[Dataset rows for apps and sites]
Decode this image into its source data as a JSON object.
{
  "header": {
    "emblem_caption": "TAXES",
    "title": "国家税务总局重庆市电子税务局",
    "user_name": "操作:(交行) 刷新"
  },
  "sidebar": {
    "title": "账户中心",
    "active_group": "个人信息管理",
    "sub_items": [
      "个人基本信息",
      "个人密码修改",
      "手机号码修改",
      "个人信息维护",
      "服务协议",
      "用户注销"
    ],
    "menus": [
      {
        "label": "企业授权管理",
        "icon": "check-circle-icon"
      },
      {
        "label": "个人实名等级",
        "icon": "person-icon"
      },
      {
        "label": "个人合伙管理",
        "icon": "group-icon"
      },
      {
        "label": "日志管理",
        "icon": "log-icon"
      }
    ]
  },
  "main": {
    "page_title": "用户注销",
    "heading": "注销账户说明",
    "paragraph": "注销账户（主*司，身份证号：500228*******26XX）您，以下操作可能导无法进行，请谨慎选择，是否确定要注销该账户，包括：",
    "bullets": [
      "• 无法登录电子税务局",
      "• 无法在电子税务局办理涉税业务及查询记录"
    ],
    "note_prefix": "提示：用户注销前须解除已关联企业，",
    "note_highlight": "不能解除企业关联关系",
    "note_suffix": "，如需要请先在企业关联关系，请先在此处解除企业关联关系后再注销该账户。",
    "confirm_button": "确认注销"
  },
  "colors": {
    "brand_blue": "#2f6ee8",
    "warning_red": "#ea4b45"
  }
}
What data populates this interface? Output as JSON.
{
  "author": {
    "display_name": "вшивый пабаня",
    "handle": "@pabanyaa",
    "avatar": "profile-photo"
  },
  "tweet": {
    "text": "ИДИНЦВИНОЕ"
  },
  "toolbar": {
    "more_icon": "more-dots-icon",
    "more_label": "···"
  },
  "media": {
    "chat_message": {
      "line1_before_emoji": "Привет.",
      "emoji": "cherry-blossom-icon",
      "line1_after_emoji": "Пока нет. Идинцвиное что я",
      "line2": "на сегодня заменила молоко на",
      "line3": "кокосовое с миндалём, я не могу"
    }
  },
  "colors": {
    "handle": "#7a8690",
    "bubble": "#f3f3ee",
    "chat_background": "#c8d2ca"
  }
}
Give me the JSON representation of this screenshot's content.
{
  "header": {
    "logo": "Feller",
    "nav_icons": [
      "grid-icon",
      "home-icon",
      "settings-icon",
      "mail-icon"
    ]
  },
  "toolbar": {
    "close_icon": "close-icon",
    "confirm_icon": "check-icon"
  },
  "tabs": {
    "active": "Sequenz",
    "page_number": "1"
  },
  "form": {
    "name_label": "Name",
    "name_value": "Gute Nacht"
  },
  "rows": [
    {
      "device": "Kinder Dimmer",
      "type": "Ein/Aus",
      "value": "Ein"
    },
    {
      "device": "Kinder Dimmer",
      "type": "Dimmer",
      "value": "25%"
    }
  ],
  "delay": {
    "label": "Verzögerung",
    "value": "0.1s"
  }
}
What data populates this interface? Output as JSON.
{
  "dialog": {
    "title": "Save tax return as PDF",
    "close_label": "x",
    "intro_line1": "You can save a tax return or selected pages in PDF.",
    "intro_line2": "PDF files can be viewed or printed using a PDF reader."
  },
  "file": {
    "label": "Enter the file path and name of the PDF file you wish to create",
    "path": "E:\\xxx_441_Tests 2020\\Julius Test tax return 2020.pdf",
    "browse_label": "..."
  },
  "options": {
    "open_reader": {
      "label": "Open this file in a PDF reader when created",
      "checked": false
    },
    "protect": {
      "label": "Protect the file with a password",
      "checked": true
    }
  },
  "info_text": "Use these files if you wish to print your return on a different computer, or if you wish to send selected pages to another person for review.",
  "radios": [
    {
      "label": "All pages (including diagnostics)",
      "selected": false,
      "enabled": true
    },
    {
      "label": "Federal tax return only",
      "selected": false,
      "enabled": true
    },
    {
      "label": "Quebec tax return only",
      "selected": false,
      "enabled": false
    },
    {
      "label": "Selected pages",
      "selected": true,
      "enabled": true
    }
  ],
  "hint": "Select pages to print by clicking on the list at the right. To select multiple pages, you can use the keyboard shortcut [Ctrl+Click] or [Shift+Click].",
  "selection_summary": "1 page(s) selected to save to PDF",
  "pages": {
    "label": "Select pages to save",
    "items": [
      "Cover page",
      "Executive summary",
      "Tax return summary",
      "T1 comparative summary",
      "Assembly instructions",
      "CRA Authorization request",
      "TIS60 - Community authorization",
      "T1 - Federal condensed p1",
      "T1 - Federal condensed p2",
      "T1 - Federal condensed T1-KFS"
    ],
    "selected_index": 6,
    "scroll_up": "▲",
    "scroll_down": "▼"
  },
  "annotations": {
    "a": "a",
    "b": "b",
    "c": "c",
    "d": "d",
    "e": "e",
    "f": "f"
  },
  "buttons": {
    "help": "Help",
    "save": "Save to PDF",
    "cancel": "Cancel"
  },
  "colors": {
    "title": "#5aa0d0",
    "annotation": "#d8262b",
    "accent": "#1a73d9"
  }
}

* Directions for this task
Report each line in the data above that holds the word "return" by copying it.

* Exercise solution
    "title": "Save tax return as PDF",
    "intro_line1": "You can save a tax return or selected pages in PDF.",
    "path": "E:\\xxx_441_Tests 2020\\Julius Test tax return 2020.pdf",
  "info_text": "Use these files if you wish to print your return on a different computer, or if you wish to send selected pages to another person for review.",
      "label": "Federal tax return only",
      "label": "Quebec tax return only",
      "Tax return summary",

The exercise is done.